Set in the picturesque French Basque town of Saint Jean Pied de Port (Donibane Garazi in Basque) in May 2017, A Turn oﬀ the Path is centred around twin Australian sisters, Helen and Alex Dorian, who are in the town at the start of their planned walk on the famous Camino, the pilgrim route to Santiago del Compostella. It’s something they’ve wanted to do since they were very young, but it’s only now, as they approach their fiftieth birthday, that they’ve finally found the time to do it. But when Helen injures her leg on the very day of their arrival, she has to stay behind in the town while Alex proceeds with their plans, and a very diﬀerent experience to what they’d hoped for unfolds for the sisters. And when Helen unexpectedly meets an old schoolmate who is in Saint Jean to explore his Basque family roots, events really take ‘a turn oﬀ the path.’
This will be a lively, warm and thoughtful novel, exploring relationships, the past’s eﬀect on the present, and the dream and reality of the modern pilgrim experience. It also has a strong sense ofplace and culture: as my mother’s family is part-Basque and has always lived in the Basque country, and two of my own sisters now live there too, I know the area well and I’ve been to Saint Jean Pied de Port itself many times from my childhood onwards.
Delighted to say that I’ve just heard that I’ve been awarded a Small Project Quick Response Grant from Create NSW, to work in the new year on a fabulous project: the first draft of a short adult novel (around 30,000–35,000 words), intended for the audio format, which I will write over the first four months of the year. As I write it, I’m also going to be documenting its creation through a series of posts on this blog. More soon about the book itself!
It’s going to be such a fun project, an exciting challenge to try my hand at something different, and I am so looking forward to it! And I’m very grateful to Create NSW for their generous support.

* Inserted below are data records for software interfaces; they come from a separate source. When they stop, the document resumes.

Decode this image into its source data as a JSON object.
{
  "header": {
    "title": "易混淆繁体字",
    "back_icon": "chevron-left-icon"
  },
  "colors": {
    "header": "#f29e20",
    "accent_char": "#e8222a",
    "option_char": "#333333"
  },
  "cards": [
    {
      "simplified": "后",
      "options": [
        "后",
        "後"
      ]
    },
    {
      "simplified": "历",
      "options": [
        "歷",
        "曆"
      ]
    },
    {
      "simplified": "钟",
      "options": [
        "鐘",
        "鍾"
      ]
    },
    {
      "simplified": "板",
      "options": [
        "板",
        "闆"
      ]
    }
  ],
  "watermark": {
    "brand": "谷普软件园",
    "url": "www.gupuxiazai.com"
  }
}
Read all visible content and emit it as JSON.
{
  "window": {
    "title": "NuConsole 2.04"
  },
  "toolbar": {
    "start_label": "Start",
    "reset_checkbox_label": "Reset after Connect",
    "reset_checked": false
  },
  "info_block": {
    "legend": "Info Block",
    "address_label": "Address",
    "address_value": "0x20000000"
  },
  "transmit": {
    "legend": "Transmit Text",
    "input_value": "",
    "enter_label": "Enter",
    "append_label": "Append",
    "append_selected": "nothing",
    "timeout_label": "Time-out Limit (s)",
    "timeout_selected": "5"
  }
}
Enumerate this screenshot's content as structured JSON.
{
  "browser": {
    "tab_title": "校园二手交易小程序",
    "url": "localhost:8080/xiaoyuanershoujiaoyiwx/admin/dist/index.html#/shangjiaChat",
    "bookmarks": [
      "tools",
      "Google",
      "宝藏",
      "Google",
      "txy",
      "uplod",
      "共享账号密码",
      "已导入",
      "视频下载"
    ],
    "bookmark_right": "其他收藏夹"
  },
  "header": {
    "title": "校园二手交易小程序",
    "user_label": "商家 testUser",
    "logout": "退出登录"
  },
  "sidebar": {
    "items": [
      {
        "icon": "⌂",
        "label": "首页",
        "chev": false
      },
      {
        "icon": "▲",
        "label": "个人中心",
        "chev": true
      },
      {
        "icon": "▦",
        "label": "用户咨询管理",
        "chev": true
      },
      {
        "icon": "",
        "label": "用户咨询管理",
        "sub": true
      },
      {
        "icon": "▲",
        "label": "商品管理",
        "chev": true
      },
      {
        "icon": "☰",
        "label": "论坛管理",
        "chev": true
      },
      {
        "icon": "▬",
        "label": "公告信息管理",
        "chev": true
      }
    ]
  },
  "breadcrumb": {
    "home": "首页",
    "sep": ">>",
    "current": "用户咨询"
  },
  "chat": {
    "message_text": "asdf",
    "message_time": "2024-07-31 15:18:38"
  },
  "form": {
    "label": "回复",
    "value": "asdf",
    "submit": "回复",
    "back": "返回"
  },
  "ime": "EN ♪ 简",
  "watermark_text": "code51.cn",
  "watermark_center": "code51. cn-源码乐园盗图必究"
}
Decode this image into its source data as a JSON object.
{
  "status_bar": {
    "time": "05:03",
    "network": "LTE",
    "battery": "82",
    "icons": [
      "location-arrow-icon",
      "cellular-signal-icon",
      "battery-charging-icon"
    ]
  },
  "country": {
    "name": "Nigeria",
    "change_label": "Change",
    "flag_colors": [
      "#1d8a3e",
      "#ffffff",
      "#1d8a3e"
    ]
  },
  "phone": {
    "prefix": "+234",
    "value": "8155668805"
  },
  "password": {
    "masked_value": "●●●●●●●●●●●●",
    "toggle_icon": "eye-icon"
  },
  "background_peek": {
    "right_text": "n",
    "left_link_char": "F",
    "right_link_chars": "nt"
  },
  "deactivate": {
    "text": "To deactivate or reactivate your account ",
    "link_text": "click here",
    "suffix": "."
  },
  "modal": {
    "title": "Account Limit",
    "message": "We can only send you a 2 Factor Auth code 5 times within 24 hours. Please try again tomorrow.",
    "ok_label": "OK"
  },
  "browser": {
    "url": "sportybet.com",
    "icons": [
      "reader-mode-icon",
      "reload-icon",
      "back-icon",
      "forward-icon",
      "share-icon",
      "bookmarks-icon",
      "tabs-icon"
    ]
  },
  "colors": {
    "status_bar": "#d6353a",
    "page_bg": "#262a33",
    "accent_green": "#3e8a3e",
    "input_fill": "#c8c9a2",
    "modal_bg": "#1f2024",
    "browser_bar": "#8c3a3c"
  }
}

Very pleased to let you know about a couple of fabulous new readings of my work: a virtual storytime reading at the wonderful new England Regional Art Museum (NERAM, in Armidale, of Join the Armidale Parade, my picture book with Kathy Creamer, published in 2019 by Little Pink Dog Books. Enjoy all the colour and fun of the big parade in the reading(especially needed these days, where sadly such events cannot be held…) On the page at NERAM, you’ll also find some great activities created by Kathy, centred around the book, such as mask-making and colouring-in and drawing pages.
Illustration by Fiona McDonald from ‘The Wrong Spoon’ by Sophie Masson, published in A Christmas Cornucopia(
Allan and published by Christmas Press. As the opening music to the story indicates, The Wrong Spoon is a humorous Sorcerer’s Apprentice sort of story, and was a lot of fun to write. And I just love the way Bob reads it!
Over at Read Me A Story Ink, the wonderful site run by booklover, bookseller and reader Robert Topp, there’s a whole searchable treasure-house of short stories for children, each carefully chosen for their quality and readability. The stories are available as printable PDFs, and some also as audio files(all with the full consent of the authors, of course). And I’m very happy to say several of my stories are available there, including a couple which are available both as PDFs and audios featuring Bob’s warm and lively readings. The latest of these is The Neptune Clock, one of my favourite stories, first published quite some years ago in ‘Tales of the Deep’ edited by Paul Collins and Meredith Costain, and since published another couple of times. And now you can listen to it at Read Me A Story Ink! Catch it here.